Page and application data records
*****

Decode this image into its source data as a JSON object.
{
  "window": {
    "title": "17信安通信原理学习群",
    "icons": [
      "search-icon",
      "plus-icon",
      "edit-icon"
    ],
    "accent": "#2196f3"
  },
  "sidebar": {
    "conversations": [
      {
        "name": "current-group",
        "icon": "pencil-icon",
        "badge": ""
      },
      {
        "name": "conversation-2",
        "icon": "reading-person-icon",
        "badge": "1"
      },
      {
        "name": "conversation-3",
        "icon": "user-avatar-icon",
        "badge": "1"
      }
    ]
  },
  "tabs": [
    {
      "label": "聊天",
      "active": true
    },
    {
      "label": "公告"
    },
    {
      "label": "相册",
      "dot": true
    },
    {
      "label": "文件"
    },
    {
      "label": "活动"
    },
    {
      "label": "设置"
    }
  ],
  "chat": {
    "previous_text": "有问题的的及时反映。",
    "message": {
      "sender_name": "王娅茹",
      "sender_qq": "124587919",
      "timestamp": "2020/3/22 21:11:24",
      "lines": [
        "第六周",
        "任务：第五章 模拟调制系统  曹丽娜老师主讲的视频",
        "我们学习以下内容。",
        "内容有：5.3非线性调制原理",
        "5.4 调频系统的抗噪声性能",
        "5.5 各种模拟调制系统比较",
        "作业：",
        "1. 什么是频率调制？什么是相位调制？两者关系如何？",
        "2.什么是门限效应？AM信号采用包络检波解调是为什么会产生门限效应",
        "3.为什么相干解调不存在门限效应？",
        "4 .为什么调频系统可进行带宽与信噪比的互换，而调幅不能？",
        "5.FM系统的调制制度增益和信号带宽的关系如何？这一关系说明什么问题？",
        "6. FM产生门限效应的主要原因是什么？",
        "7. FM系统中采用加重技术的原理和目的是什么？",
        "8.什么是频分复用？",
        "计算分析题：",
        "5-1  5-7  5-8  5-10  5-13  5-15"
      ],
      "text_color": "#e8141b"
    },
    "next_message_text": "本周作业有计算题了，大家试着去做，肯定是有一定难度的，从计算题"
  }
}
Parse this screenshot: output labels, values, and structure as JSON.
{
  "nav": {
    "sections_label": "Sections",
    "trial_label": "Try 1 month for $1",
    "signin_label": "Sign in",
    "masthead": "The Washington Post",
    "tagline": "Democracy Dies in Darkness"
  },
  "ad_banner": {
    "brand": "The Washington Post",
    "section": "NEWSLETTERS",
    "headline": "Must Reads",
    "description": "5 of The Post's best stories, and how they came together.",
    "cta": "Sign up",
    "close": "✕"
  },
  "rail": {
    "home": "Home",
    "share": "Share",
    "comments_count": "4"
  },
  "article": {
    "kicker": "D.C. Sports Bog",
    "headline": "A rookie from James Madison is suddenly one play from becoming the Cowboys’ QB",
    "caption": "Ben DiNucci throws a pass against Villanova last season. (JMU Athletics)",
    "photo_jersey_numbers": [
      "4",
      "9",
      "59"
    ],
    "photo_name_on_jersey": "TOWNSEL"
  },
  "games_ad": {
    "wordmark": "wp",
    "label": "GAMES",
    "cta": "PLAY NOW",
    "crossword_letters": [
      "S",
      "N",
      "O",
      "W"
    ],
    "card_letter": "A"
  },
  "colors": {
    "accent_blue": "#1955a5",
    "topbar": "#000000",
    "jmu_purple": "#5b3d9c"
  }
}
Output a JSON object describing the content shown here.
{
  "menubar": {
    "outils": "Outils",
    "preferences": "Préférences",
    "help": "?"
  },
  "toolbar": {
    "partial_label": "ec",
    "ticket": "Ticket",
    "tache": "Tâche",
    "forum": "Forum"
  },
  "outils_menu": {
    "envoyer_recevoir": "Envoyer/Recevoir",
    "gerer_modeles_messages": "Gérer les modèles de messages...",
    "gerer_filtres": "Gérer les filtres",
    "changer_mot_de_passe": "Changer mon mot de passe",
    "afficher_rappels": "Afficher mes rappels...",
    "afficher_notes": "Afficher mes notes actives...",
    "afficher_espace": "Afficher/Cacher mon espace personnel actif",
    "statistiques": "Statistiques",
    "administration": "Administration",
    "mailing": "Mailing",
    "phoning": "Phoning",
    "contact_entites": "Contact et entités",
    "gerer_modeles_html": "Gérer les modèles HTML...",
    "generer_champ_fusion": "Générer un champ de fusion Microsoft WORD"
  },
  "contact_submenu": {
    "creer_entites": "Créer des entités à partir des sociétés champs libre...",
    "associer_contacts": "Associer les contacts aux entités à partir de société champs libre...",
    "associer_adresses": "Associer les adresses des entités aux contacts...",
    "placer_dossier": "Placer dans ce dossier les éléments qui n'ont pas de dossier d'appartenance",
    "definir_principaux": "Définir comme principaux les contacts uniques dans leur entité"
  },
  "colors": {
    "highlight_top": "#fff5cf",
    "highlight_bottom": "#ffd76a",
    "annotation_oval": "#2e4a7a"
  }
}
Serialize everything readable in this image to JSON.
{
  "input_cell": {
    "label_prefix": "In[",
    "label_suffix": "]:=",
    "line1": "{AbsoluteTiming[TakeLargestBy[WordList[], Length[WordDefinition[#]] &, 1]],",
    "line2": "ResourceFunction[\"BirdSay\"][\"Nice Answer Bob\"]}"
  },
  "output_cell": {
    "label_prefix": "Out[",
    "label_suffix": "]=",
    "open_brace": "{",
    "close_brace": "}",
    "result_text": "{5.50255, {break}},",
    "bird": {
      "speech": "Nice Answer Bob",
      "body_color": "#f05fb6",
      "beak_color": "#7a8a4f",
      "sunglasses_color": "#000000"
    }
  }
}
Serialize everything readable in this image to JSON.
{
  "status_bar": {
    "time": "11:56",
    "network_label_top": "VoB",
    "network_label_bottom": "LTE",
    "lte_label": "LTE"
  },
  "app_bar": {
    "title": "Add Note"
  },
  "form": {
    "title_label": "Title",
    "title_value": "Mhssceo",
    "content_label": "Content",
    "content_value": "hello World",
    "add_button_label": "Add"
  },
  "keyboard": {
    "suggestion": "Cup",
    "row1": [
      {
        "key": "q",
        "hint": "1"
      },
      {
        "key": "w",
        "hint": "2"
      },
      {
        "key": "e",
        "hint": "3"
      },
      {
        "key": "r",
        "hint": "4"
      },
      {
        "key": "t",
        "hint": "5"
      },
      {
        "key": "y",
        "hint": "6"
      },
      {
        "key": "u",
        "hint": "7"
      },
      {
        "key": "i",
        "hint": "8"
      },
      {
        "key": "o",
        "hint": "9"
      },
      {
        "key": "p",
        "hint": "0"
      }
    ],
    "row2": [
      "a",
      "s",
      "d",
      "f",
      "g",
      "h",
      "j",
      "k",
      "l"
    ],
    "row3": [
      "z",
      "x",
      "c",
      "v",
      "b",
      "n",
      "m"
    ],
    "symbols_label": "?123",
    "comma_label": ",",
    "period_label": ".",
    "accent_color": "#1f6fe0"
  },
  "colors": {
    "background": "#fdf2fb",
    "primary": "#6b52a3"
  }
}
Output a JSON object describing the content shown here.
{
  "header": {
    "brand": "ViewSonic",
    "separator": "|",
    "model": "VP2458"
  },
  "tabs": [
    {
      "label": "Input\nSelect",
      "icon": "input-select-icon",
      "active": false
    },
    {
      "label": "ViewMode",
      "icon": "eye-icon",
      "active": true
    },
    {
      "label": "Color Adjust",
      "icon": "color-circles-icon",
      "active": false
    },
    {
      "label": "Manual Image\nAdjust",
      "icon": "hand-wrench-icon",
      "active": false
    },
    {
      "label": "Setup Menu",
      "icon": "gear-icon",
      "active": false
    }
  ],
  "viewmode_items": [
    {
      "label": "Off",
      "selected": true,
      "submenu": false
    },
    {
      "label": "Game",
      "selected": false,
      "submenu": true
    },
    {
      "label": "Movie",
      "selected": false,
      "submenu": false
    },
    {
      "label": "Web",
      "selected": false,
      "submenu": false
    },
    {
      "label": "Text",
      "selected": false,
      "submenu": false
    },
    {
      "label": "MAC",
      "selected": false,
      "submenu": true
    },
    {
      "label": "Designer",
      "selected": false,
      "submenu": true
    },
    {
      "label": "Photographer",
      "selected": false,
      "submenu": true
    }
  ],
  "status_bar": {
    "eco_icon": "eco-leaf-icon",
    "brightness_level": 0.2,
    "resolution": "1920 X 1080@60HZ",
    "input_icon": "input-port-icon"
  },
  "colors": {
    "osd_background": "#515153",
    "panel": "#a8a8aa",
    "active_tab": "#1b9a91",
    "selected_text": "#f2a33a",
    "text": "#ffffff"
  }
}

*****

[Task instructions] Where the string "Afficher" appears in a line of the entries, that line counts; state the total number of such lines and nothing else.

[Written response] 3